October 21, 2019 (LifeSiteNews) – The biological beginning of human life has never been as controversial as the political battle over abortion would suggest, with research released this summer finding that even biologists who vote for and support legal abortion admit the procedure’s victims were alive at the moment of fertilizaiton.
Steve Jacobs is a recent Ph.D graduate from the University of Chicago’s Department of Comparative Human Development. For his dissertation, he chose to attempt a “Mixed Methods Mediation of the U.S. Abortion Debate,” which sought to obtain a comprehensive understanding of both sides’ answers to numerous factual and legal aspects of the issue.
Jacobs detailed his findings this month with an article in Quillette. He found that 82 percent of Americans recognize “when life begins” as important to understanding an issue, that 93 percent agree human life should be legally protected once it begins, and that 80 percent believe biologists were most qualified to answer when it begins. So he designed a survey and sent it to the biology departments of more than a thousand academic institutions worldwide.
“As the usable responses began to come in, I found that 5,337 biologists (96 percent) affirmed that a human’s life begins at fertilization, with 240 (4 percent) rejecting that view,” Jacobs wrote. “The majority of the sample identified as liberal (89 percent), pro-choice (85 percent) and non-religious (63 percent). In the case of Americans who expressed party preference, the majority identified as Democrats (92 percent).”
He added that, despite taking pains to phrase his questions technically and neutrally, he received a number of hostile responses from academics who dismissed the survey as “some stupid right to life thing,” a “religious survey,” and even a “studied fund (sic) by Trump and ku klux klan,” with one respondent noting that he or she would “do my best to disseminate this info to make sure that none of my naïve colleagues fall into this trap.”
Jacobs added that such views could be attributed to respondents experiencing “cognitive dissonance when they recognize that their view of a fetus as a human complicates their political convictions,” fear that a straight answer “could lead to other people supporting abortion restrictions,” and fear that acknowledging the science “may serve to estrange them from pro-choice liberals, on whom they might rely for social, emotional, or financial support.”
Despite the hostility of abortion defenders, Jacobs’ findings are consistent with long-settled biological criteria, reflected in numerous mainstream scientific and medical textbooks, which establishes that a living human being is created upon fertilization and is present throughout the entirety of pregnancy.

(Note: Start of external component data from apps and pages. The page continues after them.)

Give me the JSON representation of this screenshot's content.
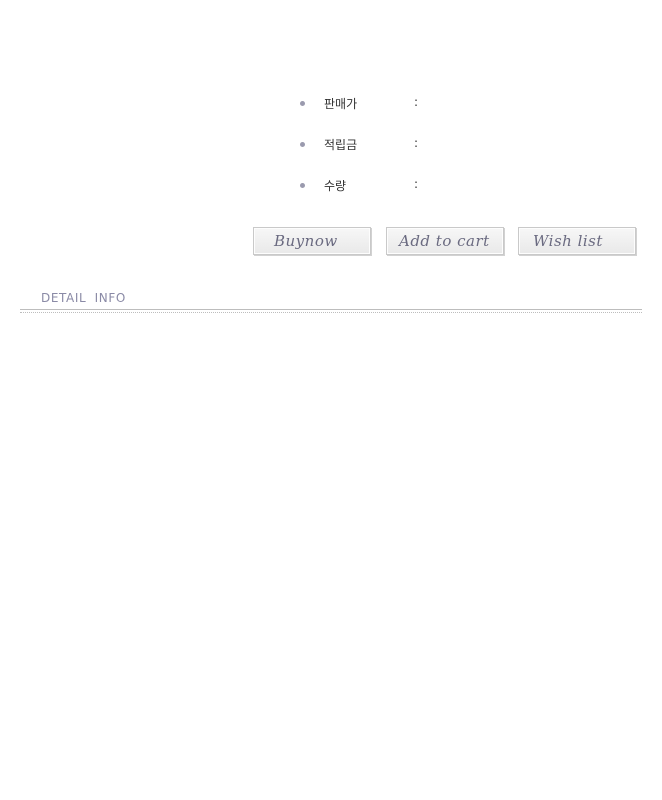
{
  "product_info": {
    "rows": [
      {
        "label": "판매가",
        "separator": ":"
      },
      {
        "label": "적립금",
        "separator": ":"
      },
      {
        "label": "수량",
        "separator": ":"
      }
    ]
  },
  "actions": {
    "buy_now_label": "Buynow",
    "add_to_cart_label": "Add to cart",
    "wish_list_label": "Wish list"
  },
  "detail": {
    "title": "DETAIL INFO"
  }
}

Many abortionists and pro-abortion activists and philosophers admit as much, granting preborn babies’ humanity while either claiming a mother’s “bodily autonomy” trumps a baby’s rights or drawing a philosophical distinction between humans and persons (subjective value claims which pro-life philosophers have extensively challenged).
Jacobs also found that a majority of both “pro-life” and “pro-choice” Americans said they could accept a “comprehensive policy compromise that provides entitlements to pregnant women, improves the adoption process for parents, permits abortion in extreme circumstances, and restricts elective abortion after the first trimester,” akin to the abortion regimes of various European countries.
Jacobs’ work first garnered national attention this summer over an intermediary paper released ahead of the dissertation itself, which highlighted his findings related to when life begins. In July, he told the Daily Wire that he had to wade through intense opposition – not just from fellow students and survey respondents but from faculty, including his own thesis adviser – to conduct his research, including repeated halts to his work and accusations of ethics violations.
“Academics’ fear of balanced research on the U.S. abortion debate cost me five years of my life,” he said. “I spent those five years in anguish at the realization that representatives of one of the finest academic institutions were willing to sacrifice their principles of academic freedom to protect their ideology; that they were willing to jeopardize their reputation of open inquiry to kill research that explored the dogma surrounding abortion rights. Despite those bad actors, stewards of the UChicago tradition displayed courage in putting aside their biases, upholding their academic principles, and helping me conduct my research.”